Wildlife and the Economy
We know that conservation provides vast and varied life supporting and enhancing benefits to us all.
How nature-based solutions can mitigate climate change
Done well Nature-Based Solutions (NBS) have the potential to make a major contribution to solving our global ecological and climate crises.
In 2020 we commissioned Cambridge Econometrics to assess the potential for NBS to also deliver economic benefits.
The analysis concludes that the restoration and re-creation of natural habitats, like peatlands, woodlands and saltmarsh, will help to not only meet the UK’s commitments to reducing emissions and enhance biodiversity, but will create jobs and economic output and deliver vital ecosystem services for people and businesses, helping to build a stronger and more resilient economy and society.
On most assumptions restoration projects demonstrate ‘value for money’ since these environmental, economic and social benefits outweigh the costs of investment. NBS should be a critical pillar of any post-Covid green recovery strategy.
Transitioning to a Nature-Positive Economy
The Dasgupta Review on the Economics of Biodiversity, published on 2nd February, made recommendations about how we must transform our economic system if people, planet and nature are to continue to prosper.
As we begin to recover from COVID-19 and a turbulent political year, now is the time to work together and revive our world based on a new sustainable and resilient economic model. Our response paper to the Review “Transitioning to a Nature-Positive Economy by 2030” with partners Vivid Economics, Wildlife Country Link and Green Alliance identifies tangible actions that must now be implemented.

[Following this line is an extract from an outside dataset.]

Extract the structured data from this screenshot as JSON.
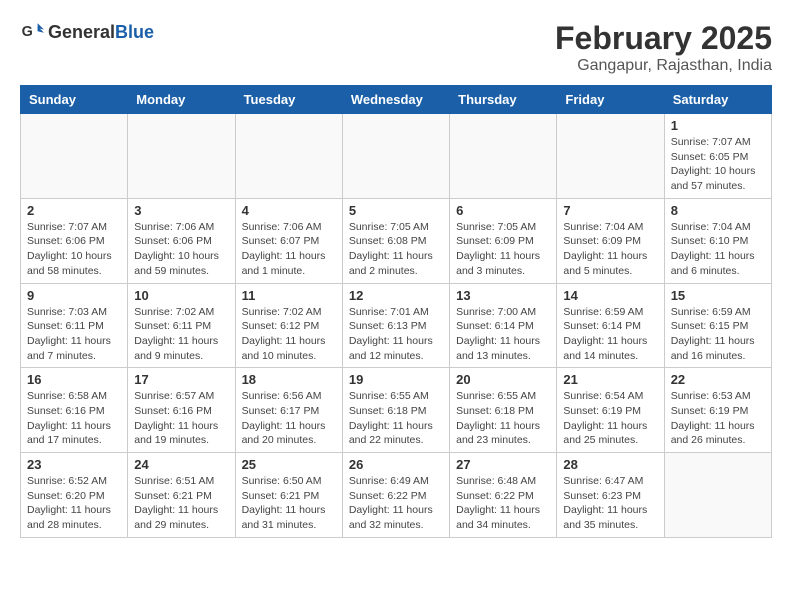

Want to let us know your reactions or get involved in next steps to drive change? Please contact Jamie Audsley, Head of Future Nature email@example.com.
The environment and the economy

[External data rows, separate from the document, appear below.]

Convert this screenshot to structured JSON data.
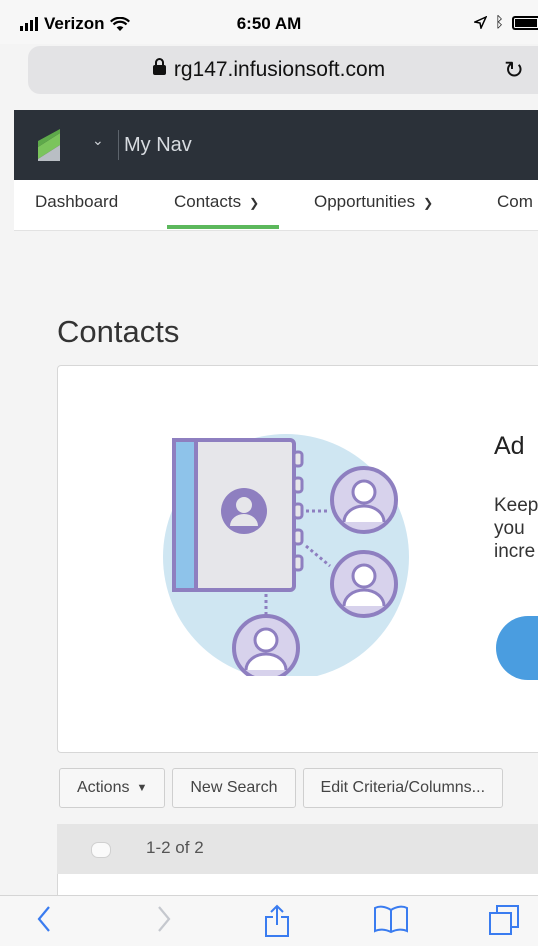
{
  "status_bar": {
    "carrier": "Verizon",
    "time": "6:50 AM"
  },
  "browser": {
    "url": "rg147.infusionsoft.com"
  },
  "app_header": {
    "title": "My Nav"
  },
  "nav": {
    "tabs": [
      {
        "label": "Dashboard"
      },
      {
        "label": "Contacts"
      },
      {
        "label": "Opportunities"
      },
      {
        "label": "Com"
      }
    ]
  },
  "page": {
    "title": "Contacts"
  },
  "empty_state": {
    "heading": "Ad",
    "blurb_lines": [
      "Keep",
      "you",
      "incre"
    ]
  },
  "toolbar": {
    "actions_label": "Actions",
    "new_search_label": "New Search",
    "edit_criteria_label": "Edit Criteria/Columns..."
  },
  "list": {
    "count_label": "1-2 of 2"
  },
  "colors": {
    "app_header_bg": "#2b3139",
    "active_tab": "#5cb85c",
    "cta": "#4a9de0",
    "illustration_purple": "#8e7fc0"
  }
}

We aim to demonstrate the fundamental importance of these links in campaigning for a broad and thorough approach to sustainable development.
Economic arguments can illustrate the benefits people gain from biodiversity, and ensure policy makers are as informed as possible about the wide-ranging payoffs of conserving our wildlife.
We use such arguments to guard against policies which provide economic incentives for people and businesses to damage the environment. We support policies which work towards environmental sustainability in terms of jobs and other economic opportunities.
Financing for the natural environment
The economic case for nature
Fantastic places for wildlife can also be fantastic places for people. Economics is primarily concerned with human wellbeing and is therefore best placed to make arguments for the environment on this basis.